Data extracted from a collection
BEGIN

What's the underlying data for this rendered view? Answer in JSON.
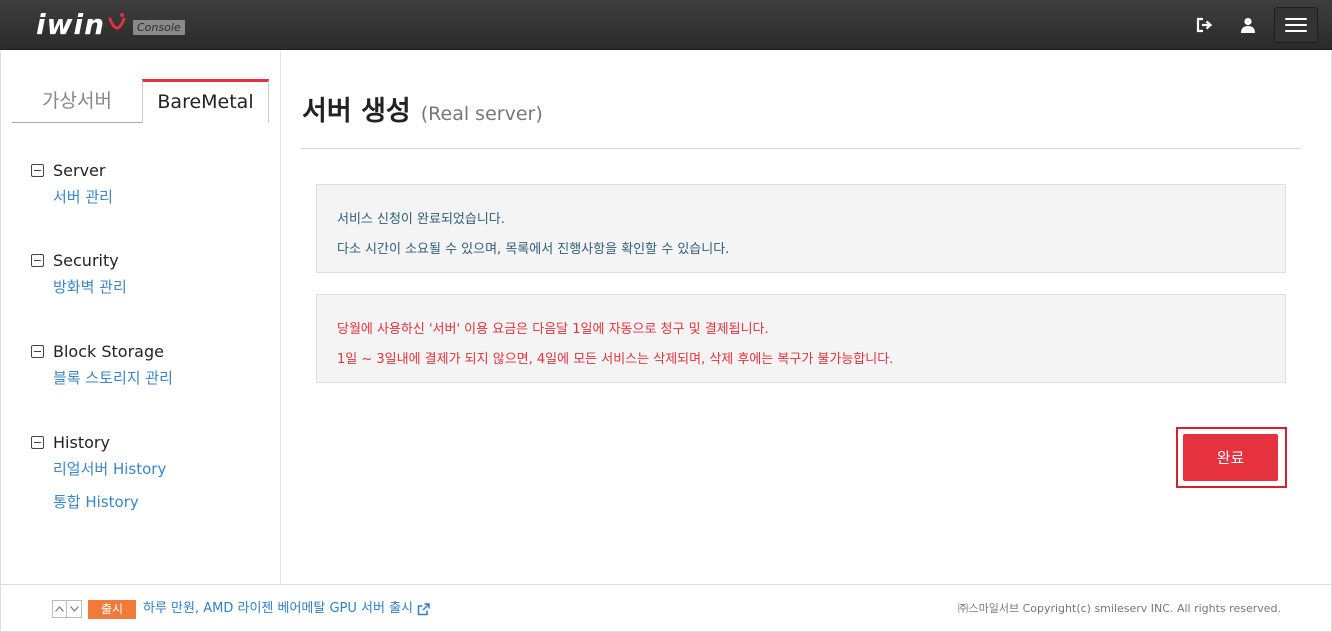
{
  "header": {
    "logo_text": "iwin",
    "console_label": "Console",
    "icons": [
      "logout-icon",
      "user-icon",
      "menu-icon"
    ]
  },
  "sidebar": {
    "tabs": [
      {
        "label": "가상서버",
        "active": false
      },
      {
        "label": "BareMetal",
        "active": true
      }
    ],
    "groups": [
      {
        "title": "Server",
        "links": [
          "서버 관리"
        ]
      },
      {
        "title": "Security",
        "links": [
          "방화벽 관리"
        ]
      },
      {
        "title": "Block Storage",
        "links": [
          "블록 스토리지 관리"
        ]
      },
      {
        "title": "History",
        "links": [
          "리얼서버 History",
          "통합 History"
        ]
      }
    ]
  },
  "main": {
    "title": "서버 생성",
    "subtitle": "(Real server)",
    "info_notice": [
      "서비스 신청이 완료되었습니다.",
      "다소 시간이 소요될 수 있으며, 목록에서 진행사항을 확인할 수 있습니다."
    ],
    "warning_notice": [
      "당월에 사용하신 '서버' 이용 요금은 다음달 1일에 자동으로 청구 및 결제됩니다.",
      "1일 ~ 3일내에 결제가 되지 않으면, 4일에 모든 서비스는 삭제되며, 삭제 후에는 복구가 불가능합니다."
    ],
    "done_label": "완료"
  },
  "footer": {
    "badge": "출시",
    "news": "하루 만원, AMD 라이젠 베어메탈 GPU 서버 출시",
    "copyright": "㈜스마일서브 Copyright(c) smileserv INC. All rights reserved."
  },
  "colors": {
    "accent": "#e5323e",
    "link": "#3a86c8",
    "badge": "#f07a3a",
    "info_text": "#2e5f78"
  }
}
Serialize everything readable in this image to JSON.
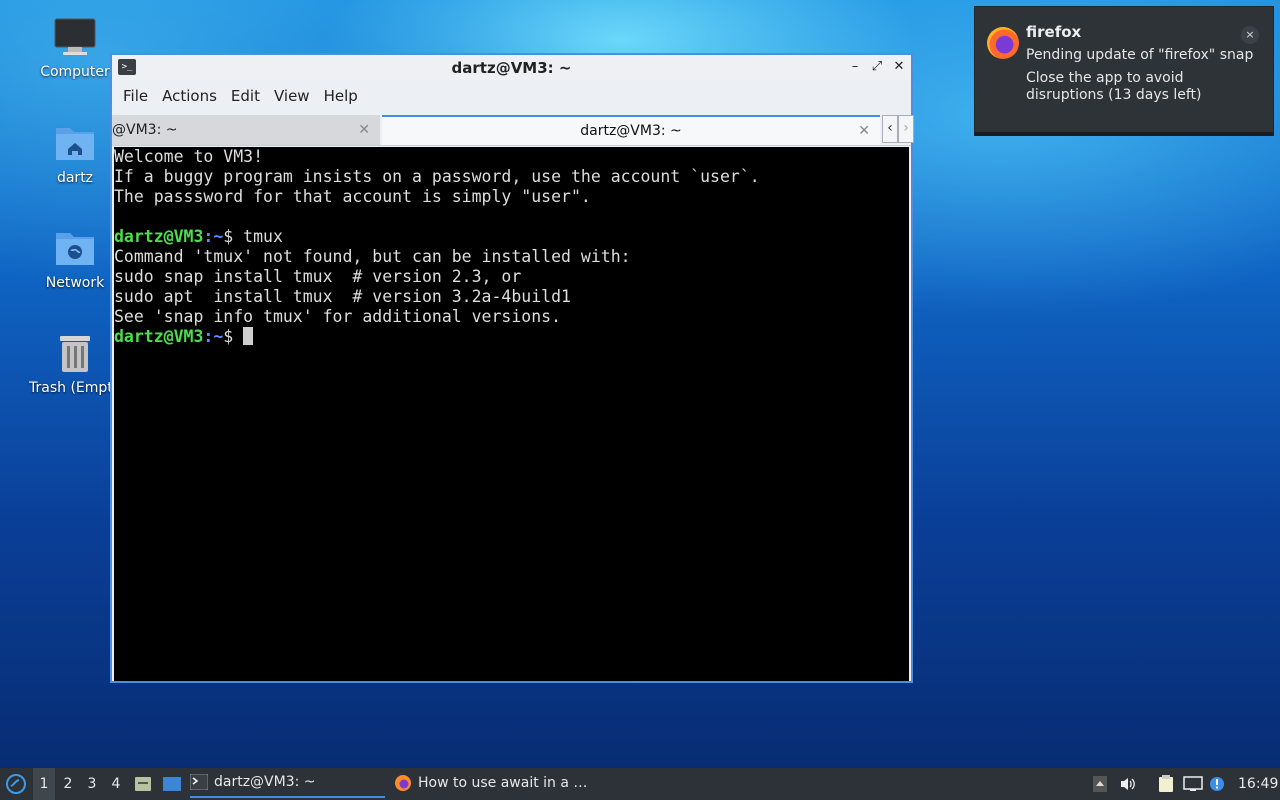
{
  "desktop": {
    "icons": [
      {
        "label": "Computer"
      },
      {
        "label": "dartz"
      },
      {
        "label": "Network"
      },
      {
        "label": "Trash (Empt"
      }
    ]
  },
  "window": {
    "title": "dartz@VM3: ~",
    "buttons": {
      "minimize": "–",
      "maximize": "⤢",
      "close": "✕"
    },
    "menu": [
      "File",
      "Actions",
      "Edit",
      "View",
      "Help"
    ],
    "tabs": [
      {
        "label": "@VM3: ~",
        "close": "✕"
      },
      {
        "label": "dartz@VM3: ~",
        "close": "✕"
      }
    ],
    "tab_nav": {
      "prev": "‹",
      "next": "›"
    }
  },
  "terminal": {
    "lines": [
      "Welcome to VM3!",
      "If a buggy program insists on a password, use the account `user`.",
      "The passsword for that account is simply \"user\".",
      "",
      "Command 'tmux' not found, but can be installed with:",
      "sudo snap install tmux  # version 2.3, or",
      "sudo apt  install tmux  # version 3.2a-4build1",
      "See 'snap info tmux' for additional versions."
    ],
    "prompt_user": "dartz@VM3",
    "prompt_sep": ":",
    "prompt_path": "~",
    "prompt_sym": "$ ",
    "command": "tmux"
  },
  "notification": {
    "app": "firefox",
    "line1": "Pending update of \"firefox\" snap",
    "line2": "Close the app to avoid disruptions (13 days left)",
    "close": "×"
  },
  "taskbar": {
    "workspaces": [
      "1",
      "2",
      "3",
      "4"
    ],
    "tasks": [
      {
        "label": "dartz@VM3: ~"
      },
      {
        "label": "How to use await in a …"
      }
    ],
    "clock": "16:49"
  },
  "colors": {
    "prompt_user": "#4be04b",
    "prompt_path": "#5b8cff",
    "accent": "#3d8ee6"
  }
}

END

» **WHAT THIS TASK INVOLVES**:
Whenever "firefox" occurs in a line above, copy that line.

» **RESULT**:
    "app": "firefox",
    "line1": "Pending update of \"firefox\" snap",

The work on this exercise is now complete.